WHAT YOU HAVE TO DO: Search term "price": work out how many lines of the data below contain it, and answer with that number alone.

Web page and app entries

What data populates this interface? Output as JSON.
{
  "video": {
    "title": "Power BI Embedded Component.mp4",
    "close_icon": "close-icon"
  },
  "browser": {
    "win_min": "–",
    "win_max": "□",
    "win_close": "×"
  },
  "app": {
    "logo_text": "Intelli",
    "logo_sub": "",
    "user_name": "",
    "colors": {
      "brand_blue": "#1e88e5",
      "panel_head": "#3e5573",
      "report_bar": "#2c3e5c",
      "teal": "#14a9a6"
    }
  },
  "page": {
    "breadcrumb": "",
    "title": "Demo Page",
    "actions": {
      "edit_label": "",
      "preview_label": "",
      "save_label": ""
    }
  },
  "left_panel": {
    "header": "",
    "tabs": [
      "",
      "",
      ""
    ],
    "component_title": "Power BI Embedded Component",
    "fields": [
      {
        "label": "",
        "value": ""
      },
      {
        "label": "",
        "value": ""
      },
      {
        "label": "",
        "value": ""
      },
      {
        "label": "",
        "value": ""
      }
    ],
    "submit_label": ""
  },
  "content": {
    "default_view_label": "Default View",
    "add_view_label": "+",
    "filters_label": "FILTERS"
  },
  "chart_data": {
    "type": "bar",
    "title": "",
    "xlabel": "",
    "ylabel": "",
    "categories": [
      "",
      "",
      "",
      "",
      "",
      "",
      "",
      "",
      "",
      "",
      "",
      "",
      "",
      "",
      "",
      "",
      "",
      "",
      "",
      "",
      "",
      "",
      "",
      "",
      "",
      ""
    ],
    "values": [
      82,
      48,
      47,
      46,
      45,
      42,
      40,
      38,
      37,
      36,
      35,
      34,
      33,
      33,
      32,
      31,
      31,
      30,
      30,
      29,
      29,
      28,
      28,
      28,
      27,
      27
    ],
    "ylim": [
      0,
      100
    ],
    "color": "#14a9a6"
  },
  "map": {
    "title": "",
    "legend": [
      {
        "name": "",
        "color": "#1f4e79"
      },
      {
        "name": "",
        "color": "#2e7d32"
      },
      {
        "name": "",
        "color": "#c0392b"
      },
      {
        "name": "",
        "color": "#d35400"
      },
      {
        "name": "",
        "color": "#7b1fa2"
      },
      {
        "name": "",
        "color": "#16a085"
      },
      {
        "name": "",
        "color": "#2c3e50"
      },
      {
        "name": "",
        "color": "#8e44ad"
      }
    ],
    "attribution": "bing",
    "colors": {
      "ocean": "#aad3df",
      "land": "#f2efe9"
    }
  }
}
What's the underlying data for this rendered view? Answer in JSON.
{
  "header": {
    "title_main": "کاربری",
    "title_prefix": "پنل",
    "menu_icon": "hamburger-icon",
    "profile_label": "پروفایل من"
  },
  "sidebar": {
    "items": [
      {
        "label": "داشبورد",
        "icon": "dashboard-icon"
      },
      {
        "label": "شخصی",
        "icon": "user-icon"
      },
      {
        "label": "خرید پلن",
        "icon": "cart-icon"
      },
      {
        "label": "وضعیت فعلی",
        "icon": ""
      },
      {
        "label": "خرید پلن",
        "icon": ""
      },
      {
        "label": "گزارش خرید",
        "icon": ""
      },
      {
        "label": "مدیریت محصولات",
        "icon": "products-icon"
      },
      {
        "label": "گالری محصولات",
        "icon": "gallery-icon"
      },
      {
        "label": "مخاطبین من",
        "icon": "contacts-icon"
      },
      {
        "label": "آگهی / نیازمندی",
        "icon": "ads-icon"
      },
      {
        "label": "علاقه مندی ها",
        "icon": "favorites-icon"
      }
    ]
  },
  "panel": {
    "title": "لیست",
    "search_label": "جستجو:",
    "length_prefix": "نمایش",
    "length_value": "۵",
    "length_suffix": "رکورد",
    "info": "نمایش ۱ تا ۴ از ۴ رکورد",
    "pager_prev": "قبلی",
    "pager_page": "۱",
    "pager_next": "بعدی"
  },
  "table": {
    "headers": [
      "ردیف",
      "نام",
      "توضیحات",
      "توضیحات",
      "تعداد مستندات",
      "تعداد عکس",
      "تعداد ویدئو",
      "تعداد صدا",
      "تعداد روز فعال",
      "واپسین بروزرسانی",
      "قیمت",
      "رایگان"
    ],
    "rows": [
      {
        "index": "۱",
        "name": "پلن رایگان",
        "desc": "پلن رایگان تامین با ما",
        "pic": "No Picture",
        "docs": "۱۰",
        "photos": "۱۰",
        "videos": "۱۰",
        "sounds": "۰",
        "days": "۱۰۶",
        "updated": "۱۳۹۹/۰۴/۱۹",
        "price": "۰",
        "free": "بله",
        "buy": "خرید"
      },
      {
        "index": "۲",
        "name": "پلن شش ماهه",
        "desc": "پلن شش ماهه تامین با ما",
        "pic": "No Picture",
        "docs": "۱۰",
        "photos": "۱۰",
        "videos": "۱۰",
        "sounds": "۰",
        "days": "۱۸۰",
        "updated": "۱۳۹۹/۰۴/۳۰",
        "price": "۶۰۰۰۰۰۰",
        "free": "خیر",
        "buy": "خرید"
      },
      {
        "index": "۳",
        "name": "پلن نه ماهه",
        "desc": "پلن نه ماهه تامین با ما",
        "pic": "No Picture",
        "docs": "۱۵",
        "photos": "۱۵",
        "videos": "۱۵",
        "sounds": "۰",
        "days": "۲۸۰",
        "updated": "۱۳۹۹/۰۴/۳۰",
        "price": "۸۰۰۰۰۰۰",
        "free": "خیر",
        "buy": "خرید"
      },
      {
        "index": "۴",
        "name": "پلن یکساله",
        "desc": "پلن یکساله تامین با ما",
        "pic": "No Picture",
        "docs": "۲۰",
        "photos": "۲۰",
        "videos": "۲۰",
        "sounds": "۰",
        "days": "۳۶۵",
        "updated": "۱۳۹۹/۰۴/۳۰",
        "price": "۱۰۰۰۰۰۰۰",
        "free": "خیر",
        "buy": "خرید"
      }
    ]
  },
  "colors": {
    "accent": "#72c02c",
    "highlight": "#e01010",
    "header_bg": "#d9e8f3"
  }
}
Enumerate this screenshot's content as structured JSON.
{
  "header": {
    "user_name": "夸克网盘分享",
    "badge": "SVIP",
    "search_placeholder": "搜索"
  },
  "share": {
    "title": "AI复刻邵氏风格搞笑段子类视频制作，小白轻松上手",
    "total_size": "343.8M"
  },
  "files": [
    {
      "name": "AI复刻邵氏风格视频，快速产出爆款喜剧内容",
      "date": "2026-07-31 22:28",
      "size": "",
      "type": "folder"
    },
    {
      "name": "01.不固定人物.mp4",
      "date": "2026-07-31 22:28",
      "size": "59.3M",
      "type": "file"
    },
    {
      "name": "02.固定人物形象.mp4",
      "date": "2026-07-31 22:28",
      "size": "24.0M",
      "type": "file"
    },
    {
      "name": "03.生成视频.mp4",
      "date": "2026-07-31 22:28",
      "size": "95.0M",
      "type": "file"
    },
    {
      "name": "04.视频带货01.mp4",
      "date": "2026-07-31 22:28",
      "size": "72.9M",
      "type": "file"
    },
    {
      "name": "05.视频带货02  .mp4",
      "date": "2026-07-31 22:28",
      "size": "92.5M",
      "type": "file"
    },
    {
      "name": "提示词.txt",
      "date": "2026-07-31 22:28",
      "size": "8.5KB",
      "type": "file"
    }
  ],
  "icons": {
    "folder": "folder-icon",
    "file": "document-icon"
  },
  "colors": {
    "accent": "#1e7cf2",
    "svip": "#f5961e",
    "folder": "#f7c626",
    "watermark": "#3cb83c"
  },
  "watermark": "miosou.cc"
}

ANSWER FOR THIS EXERCISE: 4